If you haven't seen this classic, I'm not sure what to say to convince you. If all you know is the shower scene, you don't know most of what makes this a solid flick. If you are watching for the first time, sit back and enjoy!

Saturday, August 12, 2017

Day 285: The Masque of the Red Death

I believe I saw this movie while I was in high school. I had heard about it for awhile before I saw it. Not sure where one can rewatch it these days.

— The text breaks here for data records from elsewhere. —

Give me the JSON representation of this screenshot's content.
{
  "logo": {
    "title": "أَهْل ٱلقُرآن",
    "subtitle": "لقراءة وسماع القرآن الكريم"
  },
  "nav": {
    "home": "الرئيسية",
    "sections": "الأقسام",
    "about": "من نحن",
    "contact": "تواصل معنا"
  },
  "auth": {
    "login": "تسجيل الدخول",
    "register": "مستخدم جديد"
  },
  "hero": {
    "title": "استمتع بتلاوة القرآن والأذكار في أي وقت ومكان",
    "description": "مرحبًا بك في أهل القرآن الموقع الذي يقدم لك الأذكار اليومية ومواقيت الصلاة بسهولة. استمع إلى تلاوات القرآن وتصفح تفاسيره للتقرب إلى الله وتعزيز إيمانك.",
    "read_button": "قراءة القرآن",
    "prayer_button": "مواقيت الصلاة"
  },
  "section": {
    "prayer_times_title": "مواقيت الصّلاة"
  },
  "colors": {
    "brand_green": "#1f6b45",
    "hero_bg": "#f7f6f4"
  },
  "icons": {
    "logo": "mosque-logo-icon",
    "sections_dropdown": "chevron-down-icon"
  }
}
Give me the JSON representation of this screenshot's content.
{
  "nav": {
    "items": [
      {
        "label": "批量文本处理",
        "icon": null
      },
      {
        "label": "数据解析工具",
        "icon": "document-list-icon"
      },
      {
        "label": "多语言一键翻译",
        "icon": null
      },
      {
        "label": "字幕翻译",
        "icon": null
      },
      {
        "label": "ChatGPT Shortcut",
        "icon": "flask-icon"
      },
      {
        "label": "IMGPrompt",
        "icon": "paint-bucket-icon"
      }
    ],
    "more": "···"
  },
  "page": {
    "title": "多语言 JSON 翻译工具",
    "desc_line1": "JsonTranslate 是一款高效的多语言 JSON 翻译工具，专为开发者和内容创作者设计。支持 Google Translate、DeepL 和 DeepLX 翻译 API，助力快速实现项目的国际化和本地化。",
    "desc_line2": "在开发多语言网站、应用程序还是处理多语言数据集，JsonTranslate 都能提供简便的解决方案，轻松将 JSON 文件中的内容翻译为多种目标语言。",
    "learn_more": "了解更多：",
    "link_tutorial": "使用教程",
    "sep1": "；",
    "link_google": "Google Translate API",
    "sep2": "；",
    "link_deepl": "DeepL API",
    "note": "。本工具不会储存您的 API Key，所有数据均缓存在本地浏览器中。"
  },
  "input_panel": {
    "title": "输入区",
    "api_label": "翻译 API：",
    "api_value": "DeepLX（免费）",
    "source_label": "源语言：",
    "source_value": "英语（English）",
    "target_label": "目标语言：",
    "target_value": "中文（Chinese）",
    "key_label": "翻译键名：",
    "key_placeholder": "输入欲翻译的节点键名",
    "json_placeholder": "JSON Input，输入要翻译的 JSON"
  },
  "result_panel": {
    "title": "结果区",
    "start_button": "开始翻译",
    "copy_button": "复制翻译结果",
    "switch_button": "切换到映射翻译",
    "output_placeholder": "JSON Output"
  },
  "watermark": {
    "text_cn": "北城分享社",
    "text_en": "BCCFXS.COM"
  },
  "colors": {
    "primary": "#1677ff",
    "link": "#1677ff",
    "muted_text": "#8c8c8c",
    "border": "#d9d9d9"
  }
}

The Masque of the Red Death is a loose adaptation of at least two short stories by Edgar Allen Poe. In a land filled with a plague known as the red death, a Satanist Prince called Prospero rules over all. When some of the peasants that live in his village contract the plague, he orders his house sealed up with all his fellow nobles inside. He has abducted a girl from town named Francesca and had her father arrested along with a man named Gino who tried to defend her. There are two sub-plots as we follow Hop-Toad (from the story Hop-Frog, a personal favorite) and Esmerald, two dwarves who perform for the court and receive vile abuse for it. The other sub-plot involves Prospero's love interest, Juliana, striving to become a bride of Satan. Lots of evil things are going on, in other words.

This is one of those cool Roger Corman/Vincent Price collaborations that stand the test of time. Yes, there is a wonky drug trip sequence that is a bit dated but the rest should still work pretty well. Eye-popping color and all sorts of set design help make the movie stand out. The performances are arch and somewhat hammy but that is to be expected from such heady source material. There are also some moments of real horror like Hop-toad's revenge and the "choose your knife" scene where the captured men refused to fight one another. Not the scariest movie ever made but a lot of fun.